We also want to try to have CBN. It’s quite good for sleeping.

I think next year, we can start to try the first outdoor trial (of CBN). And if the results will be good, we will start the process of registration.

What are current market conditions for selling cannabis genetics in Europe? Where are you selling Enectarol?

It’s quite a mess.

You can find really good variety. But they are totally from the (illicit) market.

Maybe they sell you a variety with high CBD, but it has the label of a fiber variety.

And it’s a problem for the farmers, because the farmers buy the seeds but really don’t know what is inside.

Maybe it’s 7% CBD or maybe not. You have no guarantee of the result.

Our main markets today are Spain, Greece, Germany, the Czech Republic and Italy.

How is the war in Ukraine affecting cannabis companies in Europe?

I really hope this madness will end soon. Because, you know, we are in a modern age, and this is something that is bad for everyone.

For the cannabis market, the problems are on the raw materials, because materials, like fertilizer, like plastic, everything now costs more than double.

This is a problem for the farmers. Farmers are suffering a lot because of the cost of gasoline, the cost of electricity, the cost of fertilizing.
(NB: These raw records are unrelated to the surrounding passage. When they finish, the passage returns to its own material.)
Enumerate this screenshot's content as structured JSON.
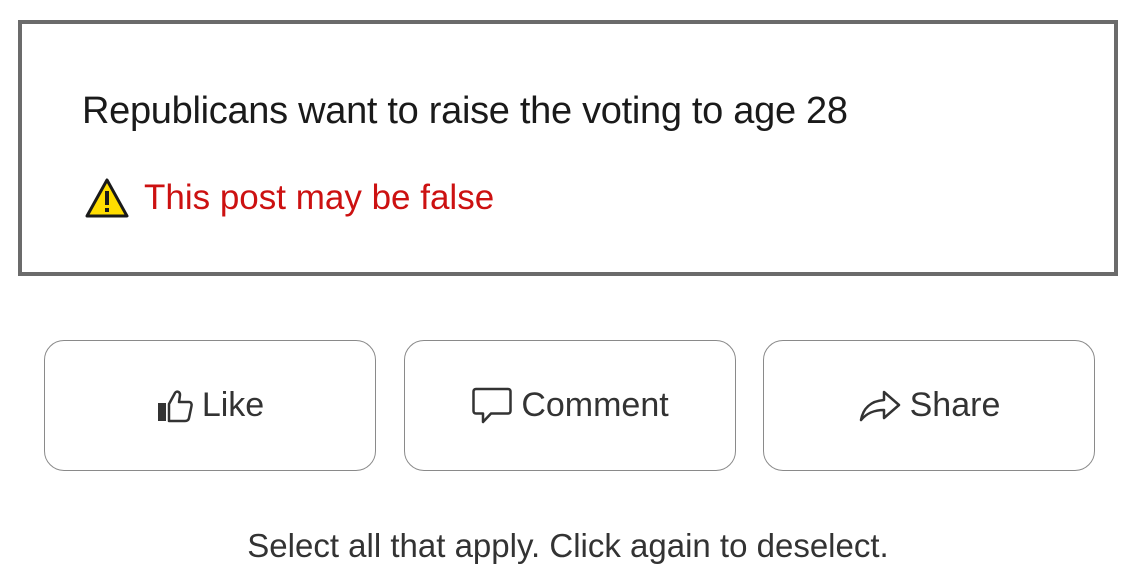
{
  "post": {
    "text": "Republicans want to raise the voting to age 28",
    "warning": {
      "icon": "warning-triangle-icon",
      "text": "This post may be false",
      "color": "#cc1111"
    }
  },
  "actions": {
    "like": {
      "label": "Like",
      "icon": "thumbs-up-icon"
    },
    "comment": {
      "label": "Comment",
      "icon": "speech-bubble-icon"
    },
    "share": {
      "label": "Share",
      "icon": "share-arrow-icon"
    }
  },
  "instructions": "Select all that apply. Click again to deselect."
}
It’s strangling all the farmers here in Italy and in every other country in Europe.

This interview has been edited for length and clarity.

Kristen Nichols can be reached at